vāsānsi—garments; jīrṇāni—worn-out; yathā—as; vihāya—sheds; navāni—new; gṛihṇāti—accepts; naraḥ—a person; aparāṇi—others; tathā—likewise; śharīrāṇi—bodies; vihāya—casting off; jirṇāni—worn-out; anyāni—other; sanyāti—enters; navāni—new; dehī—the embodied soul

“As a person puts on new garments, giving up old ones, the soul similarly accepts new material bodies, giving up the old and useless ones.”

A person’s body dies when its purpose on the earth is served. The soul takes up another body. So, there is nothing to lament.

The argument can be concluded by Bhagavad Gita’s verse 30 of chapter 2, which says:

देही नित्यमवध्योऽयं देहे सर्वस्य भारत |
तस्मात्सर्वाणि भूतानि न त्वं शोचितुमर्हसि ||

dehī nityam avadhyo ’yaṁ dehe sarvasya bhārata
tasmāt sarvāṇi bhūtāni na tvaṁ śhochitum arhasi

dehī—the soul that dwells within the body; nityam—always; avadhyaḥ—immortal; ayam—this soul; dehe—in the body; sarvasya—of everyone; bhārata—descendant of Bharat, Arjun; tasmāt—therefore; sarvāṇi—for all; bhūtāni—living entities; na—not; tvam—you; śhochitum—mourn; arhasi—should

“O descendant of Bharata, he who dwells in the body can never be slain. Therefore you need not grieve for any living being.”
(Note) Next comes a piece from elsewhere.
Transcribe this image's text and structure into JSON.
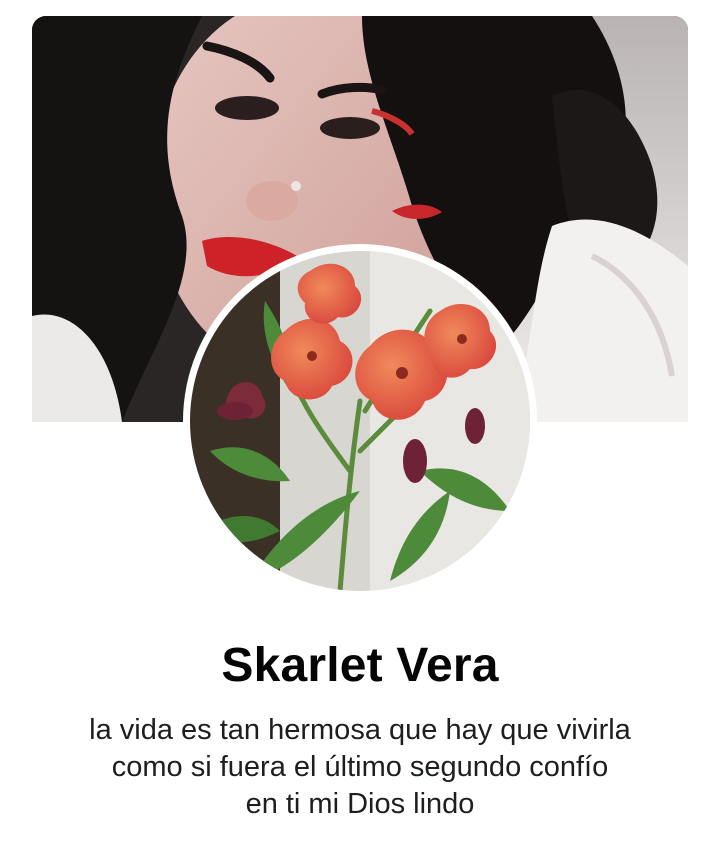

The person who dies, remains forever in the hearts of the near ones. Hence, paying homage to the dead ancestors is not a thing to mourn but an act of reverence.